— BRIEF —
Nothing but a number is needed here; count the lines of the listing that include "name".

— DATA TO USE —
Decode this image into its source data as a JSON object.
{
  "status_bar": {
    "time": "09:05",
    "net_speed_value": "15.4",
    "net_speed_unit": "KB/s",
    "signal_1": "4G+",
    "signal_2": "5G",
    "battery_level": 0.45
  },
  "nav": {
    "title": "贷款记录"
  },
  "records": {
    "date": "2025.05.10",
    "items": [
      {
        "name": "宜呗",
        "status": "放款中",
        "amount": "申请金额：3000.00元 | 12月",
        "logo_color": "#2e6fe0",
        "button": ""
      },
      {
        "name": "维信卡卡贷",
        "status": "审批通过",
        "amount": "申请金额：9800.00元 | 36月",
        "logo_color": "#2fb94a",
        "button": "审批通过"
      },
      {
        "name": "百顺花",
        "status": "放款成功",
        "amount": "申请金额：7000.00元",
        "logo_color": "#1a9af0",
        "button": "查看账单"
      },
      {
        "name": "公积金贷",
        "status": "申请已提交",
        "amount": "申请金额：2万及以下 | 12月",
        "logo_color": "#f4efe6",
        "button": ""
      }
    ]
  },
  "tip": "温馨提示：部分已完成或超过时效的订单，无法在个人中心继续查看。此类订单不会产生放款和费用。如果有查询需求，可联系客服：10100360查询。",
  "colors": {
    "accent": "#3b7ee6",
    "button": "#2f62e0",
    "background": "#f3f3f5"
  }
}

— ANSWER TO THE EXERCISE —
4